MILWAUKEE—With Alan Trammell in the managerial seat again as Lou Piniella served the second game of his four-game suspension, the Cubs came to Milwaukee needing to win at least two of three to re-establish themselves in the Central Division race, where any team with a pulse can contend.
They got off on the right foot Monday night. Alfonso Soriano homered for the third straight game and went 5-for-5 to lead the Cubs to a 7-2 victory over the Brewers before a road-tripping crowd of 35,760 at Miller Park.
Cesar Izturis and Cliff Floyd after Michael Barrett had walked and stolen his first base in more than three years.
Soriano then cranked a towering three-run shot off Matt Wise, his seventh of the year, to break the game open.

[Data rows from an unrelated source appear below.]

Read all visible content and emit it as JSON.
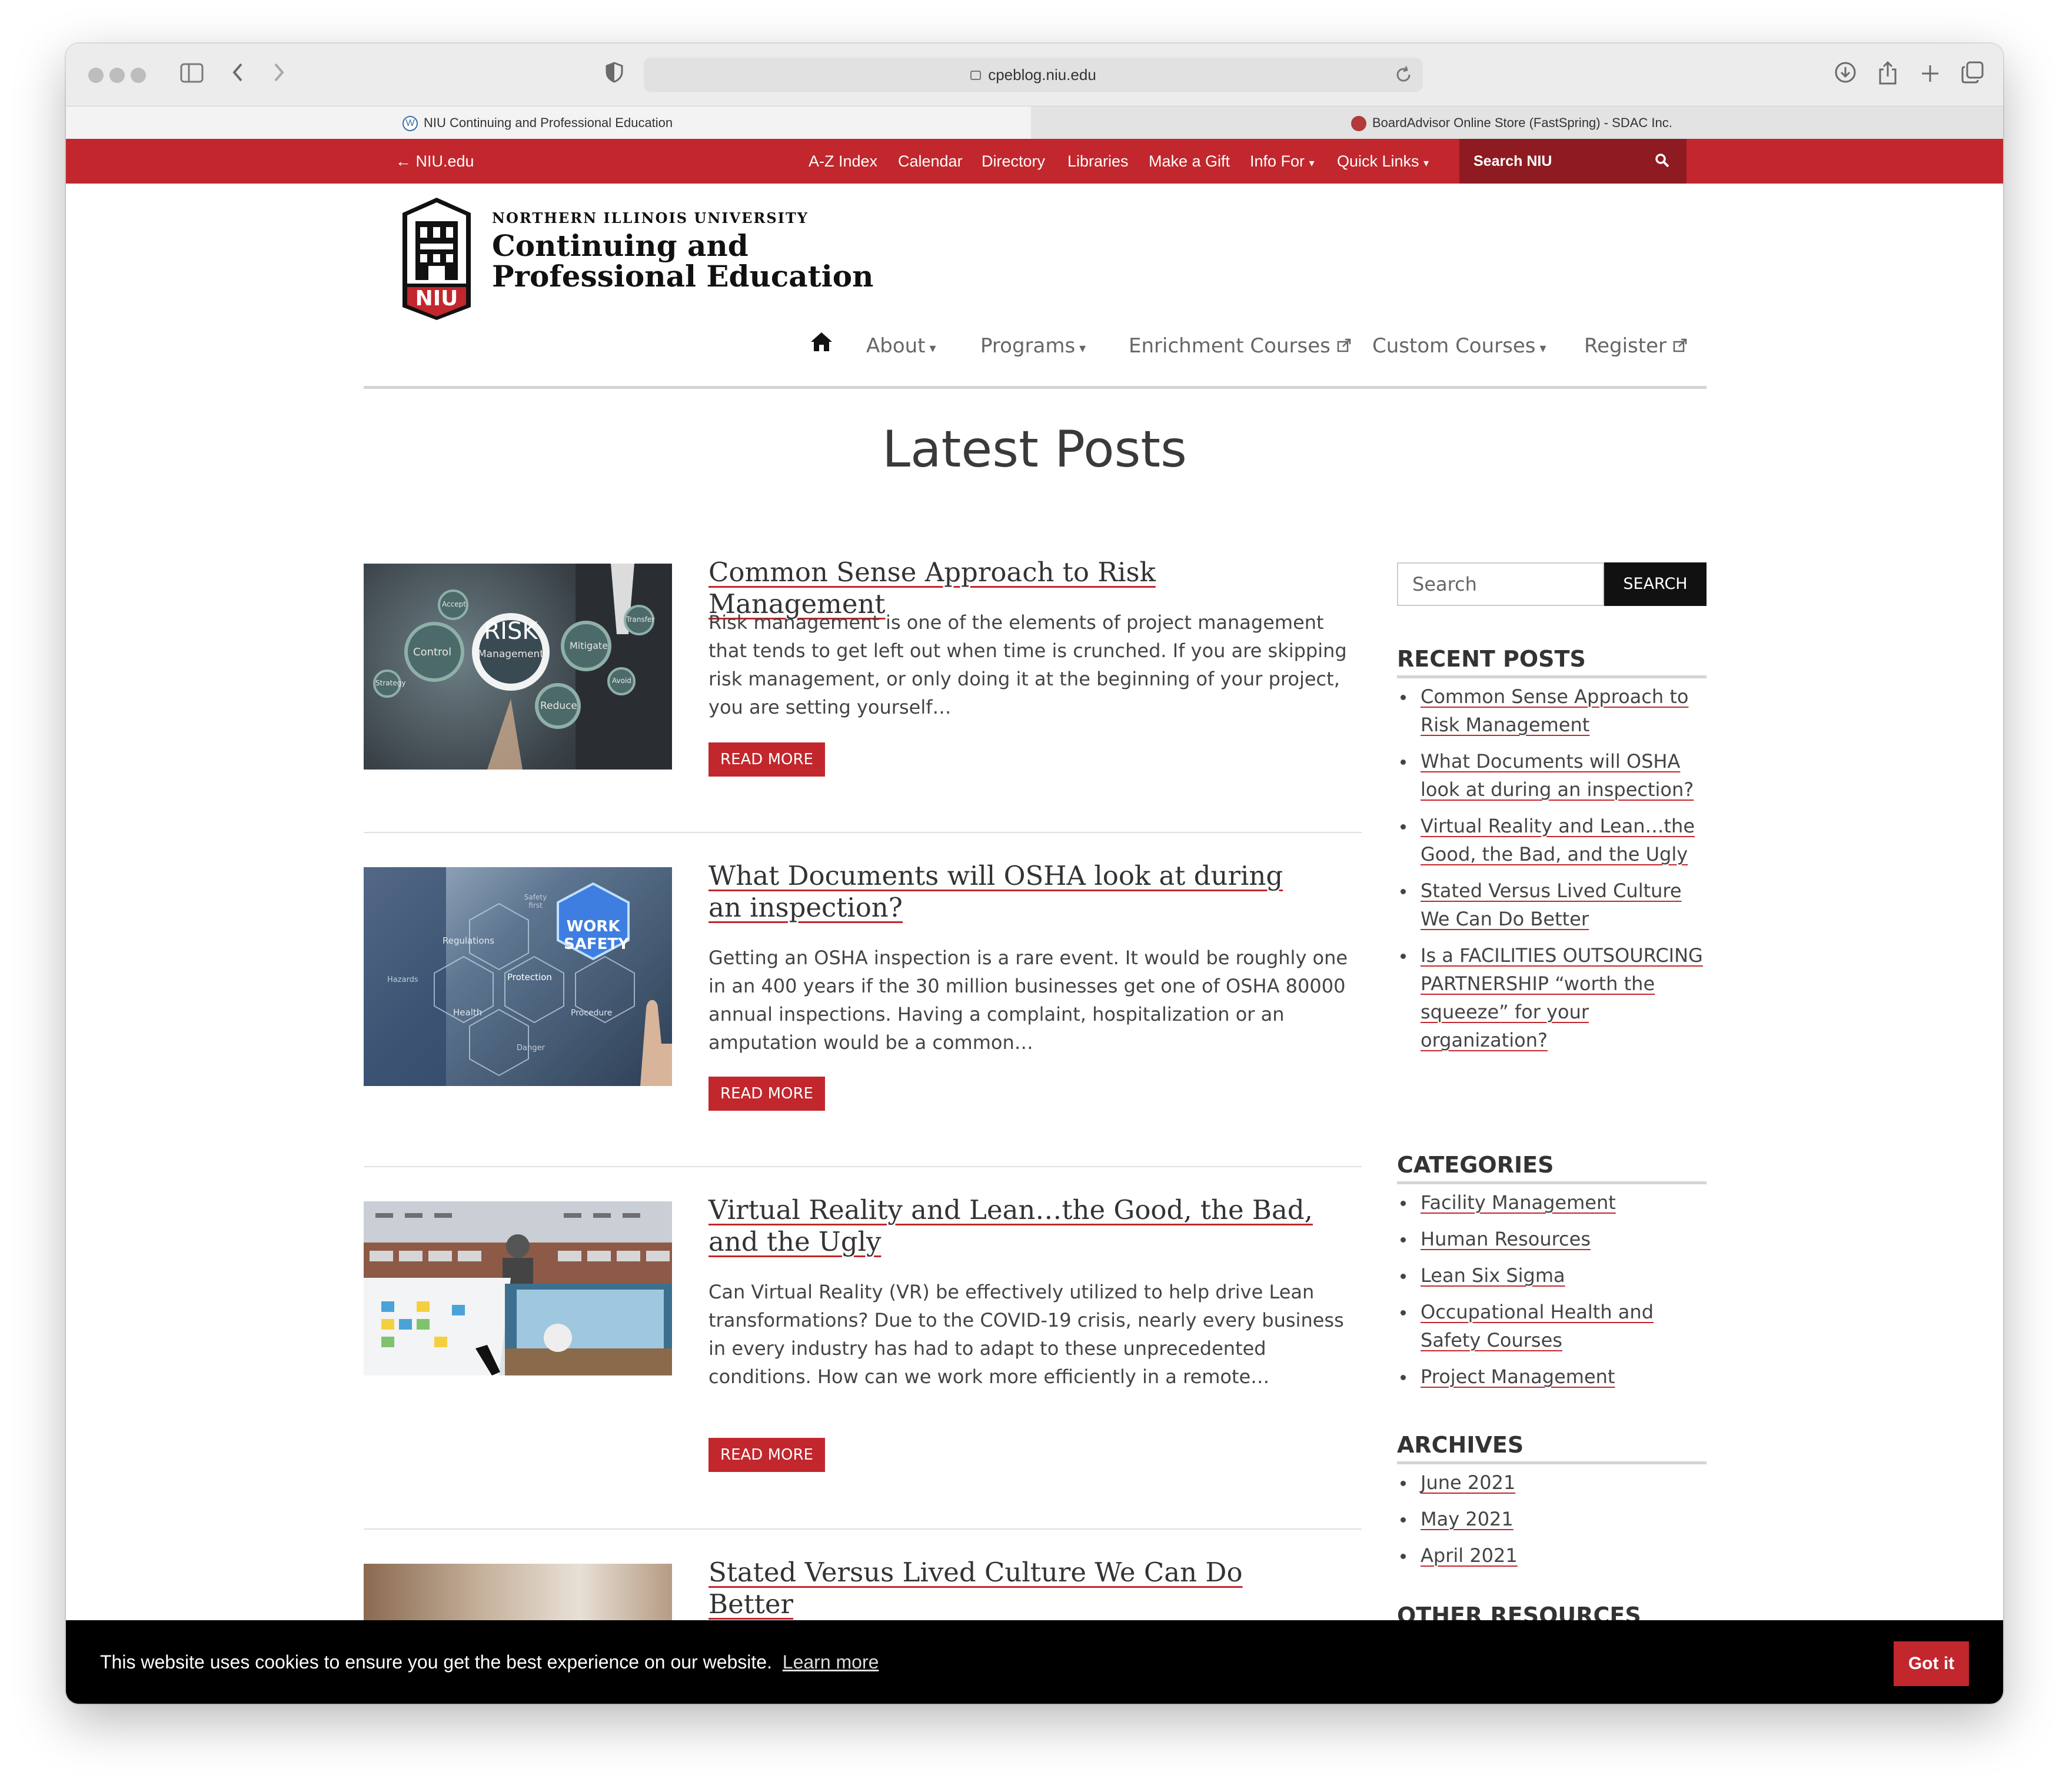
{
  "browser": {
    "url": "cpeblog.niu.edu",
    "tabs": [
      {
        "title": "NIU Continuing and Professional Education",
        "active": true
      },
      {
        "title": "BoardAdvisor Online Store (FastSpring) - SDAC Inc.",
        "active": false
      }
    ]
  },
  "topnav": {
    "back": "← NIU.edu",
    "links": [
      "A-Z Index",
      "Calendar",
      "Directory",
      "Libraries",
      "Make a Gift",
      "Info For",
      "Quick Links"
    ],
    "search_label": "Search NIU"
  },
  "header": {
    "university": "NORTHERN ILLINOIS UNIVERSITY",
    "department": "Continuing and Professional Education",
    "logo_text": "NIU"
  },
  "mainnav": {
    "items": [
      "About",
      "Programs",
      "Enrichment Courses",
      "Custom Courses",
      "Register"
    ]
  },
  "page": {
    "title": "Latest Posts"
  },
  "posts": [
    {
      "title": "Common Sense Approach to Risk Management",
      "excerpt": "Risk management is one of the elements of project management that tends to get left out when time is crunched.  If you are skipping risk management, or only doing it at the beginning of your project, you are setting yourself…",
      "read_more": "READ MORE",
      "thumb_words": [
        "RISK",
        "Management",
        "Control",
        "Mitigate",
        "Reduce",
        "Accept",
        "Transfer",
        "Avoid",
        "Strategy"
      ]
    },
    {
      "title": "What Documents will OSHA look at during an inspection?",
      "excerpt": "Getting an OSHA inspection is a rare event.  It would be roughly one in an 400 years if the 30  million businesses get one of OSHA 80000 annual inspections. Having a complaint, hospitalization or an amputation would be a common…",
      "read_more": "READ MORE",
      "thumb_words": [
        "WORK",
        "SAFETY",
        "Regulations",
        "Protection",
        "Health",
        "Procedure",
        "Hazards",
        "Danger",
        "Safety first"
      ]
    },
    {
      "title": "Virtual Reality and Lean…the Good, the Bad, and the Ugly",
      "excerpt": "Can Virtual Reality (VR) be effectively utilized to help drive Lean transformations?  Due to the COVID-19 crisis, nearly every business in every industry has had to adapt to these unprecedented conditions.  How can we work more efficiently in a remote…",
      "read_more": "READ MORE"
    },
    {
      "title": "Stated Versus Lived Culture We Can Do Better"
    }
  ],
  "sidebar": {
    "search_placeholder": "Search",
    "search_button": "SEARCH",
    "recent_heading": "RECENT POSTS",
    "recent": [
      "Common Sense Approach to Risk Management",
      "What Documents will OSHA look at during an inspection?",
      "Virtual Reality and Lean…the Good, the Bad, and the Ugly",
      "Stated Versus Lived Culture We Can Do Better",
      "Is a FACILITIES OUTSOURCING PARTNERSHIP “worth the squeeze” for your organization?"
    ],
    "categories_heading": "CATEGORIES",
    "categories": [
      "Facility Management",
      "Human Resources",
      "Lean Six Sigma",
      "Occupational Health and Safety Courses",
      "Project Management"
    ],
    "archives_heading": "ARCHIVES",
    "archives": [
      "June 2021",
      "May 2021",
      "April 2021"
    ],
    "other_heading": "OTHER RESOURCES"
  },
  "cookie": {
    "message": "This website uses cookies to ensure you get the best experience on our website.",
    "learn_more": "Learn more",
    "button": "Got it"
  },
  "colors": {
    "brand_red": "#c1272d",
    "dark_red": "#8d1b21",
    "text": "#444444"
  }
}
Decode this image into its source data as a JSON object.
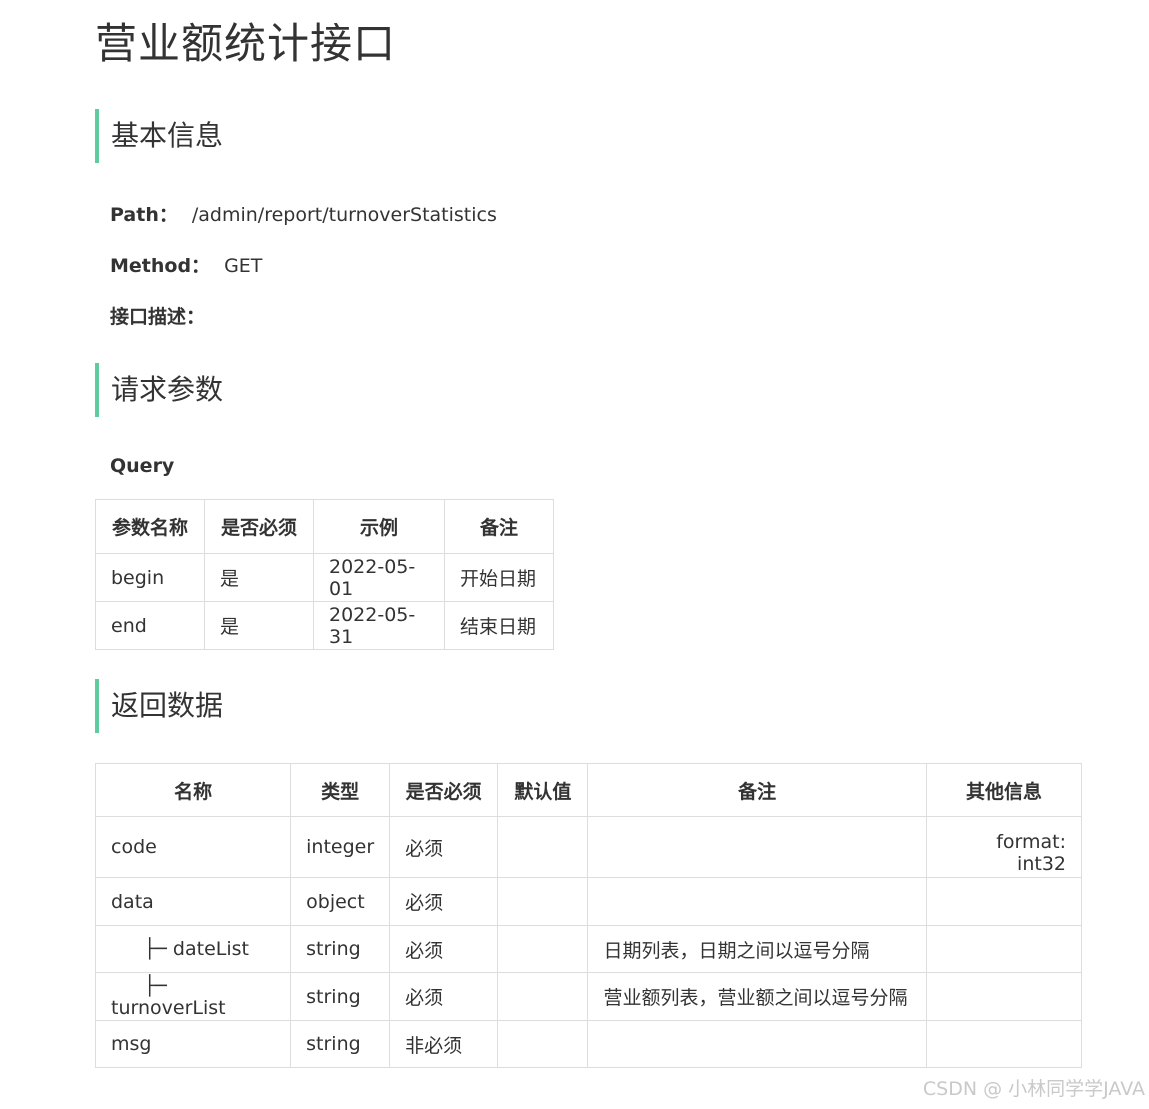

Carlos Marmol notched the win in relief, and the Cubs won back-to-back games for the first time since May 19 against the White Sox. They moved within 6 ½ games of the Brewers.
Jason Marquis lasted only 5 1/3 innings, throwing 112 pitches and escaping bases-loaded jams in the first and second innings.
When Mark DeRosa dropped the relay of a potential double-play grounder in the fourth, it led to an unearned run that put the Cubs behind 2-1.
At that point, Monday's game looked like another edition of the Cubs follies. In the third inning, the Cubs held a players-only meeting near the mound with Johnny Estrada's pop-up in the air. Marquis was on the mound calling for it. Barrett was on the mound searching for it. And infielders Derrek Lee, Aramis Ramirez and DeRosa were standing by in case of an emergency.
After the ball dropped among the five players, the Brewers' local TV affiliate showed Piniella sitting in a luxury suite wearing a pained expression. Norman Rockwell could not have painted a more perfect picture of the Cubs' season.
The cameras panned back to Piniella after every Cubs gaffe, and, truth be told, "Lou Tube" was as interesting as the game itself.
Milwaukee stranded more men than Elizabeth Taylor, looking like anything but a first-place team. Estrada grounded into an inning-ending double play in the first, and the Brewers wasted a bases-loaded, no-out situation in the second when Marquis induced a double-play grounder and Ramirez made a great play to rob Corey Hart of a two-run single.